    Things I have learned

    • a way of designing for future concepts
    • importance of a positive team spirit throughout the project
    • visualising is often better than talking
    • user interviews can be very exhausting and need a clear goal
    • working with people with different strengths is a lot of fun
    • patent considerations can take a long time

    Things I would do differently

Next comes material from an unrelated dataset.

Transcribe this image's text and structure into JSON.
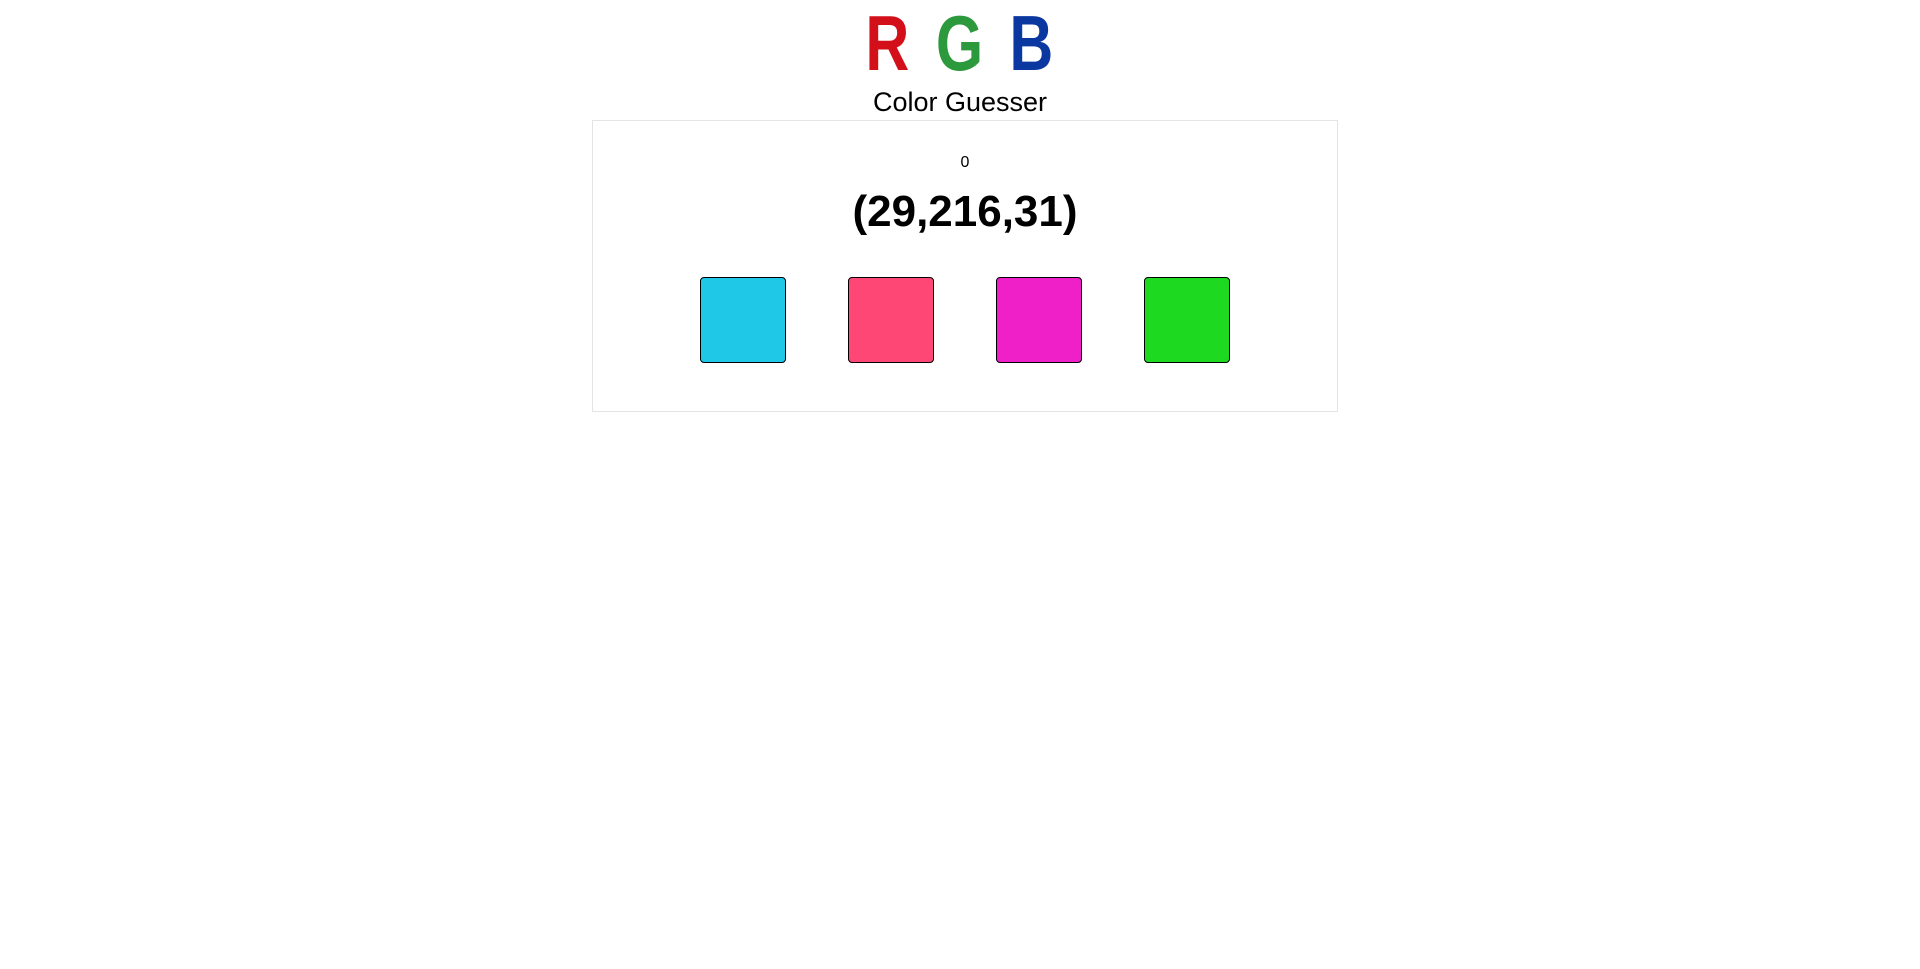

    • engage in more co-design activities rather than talking for extended periods of time
    • talk about each others expectations of the projects and agreeing on a group contract from the very beginning 
    • keep the production values simpler, After Effects can be a huge sinkhole
    • find better ways of recapping user research